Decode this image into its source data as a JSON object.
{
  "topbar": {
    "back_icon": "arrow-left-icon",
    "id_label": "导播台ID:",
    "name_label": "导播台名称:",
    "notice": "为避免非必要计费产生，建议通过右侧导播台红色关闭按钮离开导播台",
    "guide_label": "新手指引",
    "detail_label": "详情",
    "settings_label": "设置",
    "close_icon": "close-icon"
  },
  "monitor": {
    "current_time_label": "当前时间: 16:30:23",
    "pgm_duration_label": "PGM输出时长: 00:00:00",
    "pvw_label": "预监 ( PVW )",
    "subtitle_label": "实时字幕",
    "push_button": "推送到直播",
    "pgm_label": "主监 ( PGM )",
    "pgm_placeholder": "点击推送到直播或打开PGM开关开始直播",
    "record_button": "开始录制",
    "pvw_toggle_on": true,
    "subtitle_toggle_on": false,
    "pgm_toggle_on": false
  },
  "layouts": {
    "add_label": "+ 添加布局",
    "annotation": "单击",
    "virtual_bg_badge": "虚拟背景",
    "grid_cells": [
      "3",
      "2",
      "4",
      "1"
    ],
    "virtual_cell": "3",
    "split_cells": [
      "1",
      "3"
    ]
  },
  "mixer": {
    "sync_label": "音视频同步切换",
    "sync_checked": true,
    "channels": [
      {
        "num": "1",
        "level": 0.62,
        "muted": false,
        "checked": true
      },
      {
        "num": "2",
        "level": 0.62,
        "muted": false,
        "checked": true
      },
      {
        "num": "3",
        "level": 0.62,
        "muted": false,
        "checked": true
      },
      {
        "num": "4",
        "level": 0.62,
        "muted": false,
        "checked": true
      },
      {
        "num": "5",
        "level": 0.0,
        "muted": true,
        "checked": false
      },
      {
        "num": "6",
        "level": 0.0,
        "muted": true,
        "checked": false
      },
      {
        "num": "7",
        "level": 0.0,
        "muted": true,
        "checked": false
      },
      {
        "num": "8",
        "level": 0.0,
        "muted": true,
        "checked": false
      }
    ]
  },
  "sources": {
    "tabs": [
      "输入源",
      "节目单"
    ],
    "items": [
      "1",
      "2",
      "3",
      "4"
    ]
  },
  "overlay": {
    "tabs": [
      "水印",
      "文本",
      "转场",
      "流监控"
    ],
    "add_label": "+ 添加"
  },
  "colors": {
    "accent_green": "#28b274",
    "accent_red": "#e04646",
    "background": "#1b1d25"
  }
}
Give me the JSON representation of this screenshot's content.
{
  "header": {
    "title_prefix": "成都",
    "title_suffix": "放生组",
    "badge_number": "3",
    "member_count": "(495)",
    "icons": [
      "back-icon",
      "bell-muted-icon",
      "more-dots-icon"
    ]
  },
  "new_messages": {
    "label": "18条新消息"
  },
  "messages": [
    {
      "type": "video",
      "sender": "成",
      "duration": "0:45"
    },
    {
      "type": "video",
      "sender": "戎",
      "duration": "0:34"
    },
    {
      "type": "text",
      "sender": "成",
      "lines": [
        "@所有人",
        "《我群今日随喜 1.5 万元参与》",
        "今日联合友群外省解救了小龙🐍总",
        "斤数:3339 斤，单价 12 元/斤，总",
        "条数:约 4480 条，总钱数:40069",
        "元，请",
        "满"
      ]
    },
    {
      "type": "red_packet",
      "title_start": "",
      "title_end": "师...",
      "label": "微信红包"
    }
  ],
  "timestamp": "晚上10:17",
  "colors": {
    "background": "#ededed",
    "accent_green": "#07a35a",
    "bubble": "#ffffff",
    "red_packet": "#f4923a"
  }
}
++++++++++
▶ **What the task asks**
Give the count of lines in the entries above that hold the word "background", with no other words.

▶ **Written reply**
2